High Bacteria Count Advisory at “Teen Challenge” Olowalu, Maui
The public is advised of a water quality exceedance of enterococci at “Teen Challenge” located near Mile 14 of the Honoapiʻilani Highway in Olowalu, Maui.
Levels of 306 per 100 mL have been detected during routine beach monitoring, exceeding threshold levels of 130 enterococci per 100 mL.
The Department of Health Clean Water Branch issued the advisory saying tests indicate that “potentially harmful microorganisms such as bacteria, viruses, protozoa, or parasites may be present in the water.”
Swimming at beaches with pollution in the water may make you ill.
Children, the elderly, and people with weakened immune systems are the most likely populations to develop illnesses or infections after coming into contact with polluted water, usually while swimming.
The most common illness associated with swimming in water polluted by fecal pathogens is gastroenteritis.
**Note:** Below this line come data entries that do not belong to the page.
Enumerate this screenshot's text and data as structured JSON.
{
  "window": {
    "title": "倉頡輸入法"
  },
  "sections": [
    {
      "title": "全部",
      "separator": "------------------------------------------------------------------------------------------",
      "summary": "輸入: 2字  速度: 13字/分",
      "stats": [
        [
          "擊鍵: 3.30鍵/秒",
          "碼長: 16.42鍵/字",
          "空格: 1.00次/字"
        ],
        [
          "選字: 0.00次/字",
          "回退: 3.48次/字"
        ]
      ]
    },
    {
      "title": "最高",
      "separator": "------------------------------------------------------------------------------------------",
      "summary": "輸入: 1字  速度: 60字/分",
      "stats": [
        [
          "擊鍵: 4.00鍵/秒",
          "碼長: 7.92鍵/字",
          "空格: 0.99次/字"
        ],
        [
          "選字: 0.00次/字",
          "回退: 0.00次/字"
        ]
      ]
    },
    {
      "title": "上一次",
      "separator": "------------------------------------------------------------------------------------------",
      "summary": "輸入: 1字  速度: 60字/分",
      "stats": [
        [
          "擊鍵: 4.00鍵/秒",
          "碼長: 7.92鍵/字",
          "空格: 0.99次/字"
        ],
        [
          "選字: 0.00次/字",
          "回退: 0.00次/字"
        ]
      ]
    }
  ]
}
It occurs in a variety of forms that can have one or more of the following symptoms: nausea, vomiting, stomachache, diarrhea, headache or fever. Other minor illnesses associated with swimming include ear, eye, nose and throat infections. In highly polluted water, swimmers may occasionally be exposed to more serious diseases.
Not all illnesses from a day at the beach are from swimming. Food poisoning from improperly refrigerated picnic lunches may also have some of the same symptoms as swimming-related illnesses, including stomachache, nausea, vomiting and diarrhea.
Signs have been posted at the beach and the advisory will remain in effect until water sample results no longer exceed the threshold level.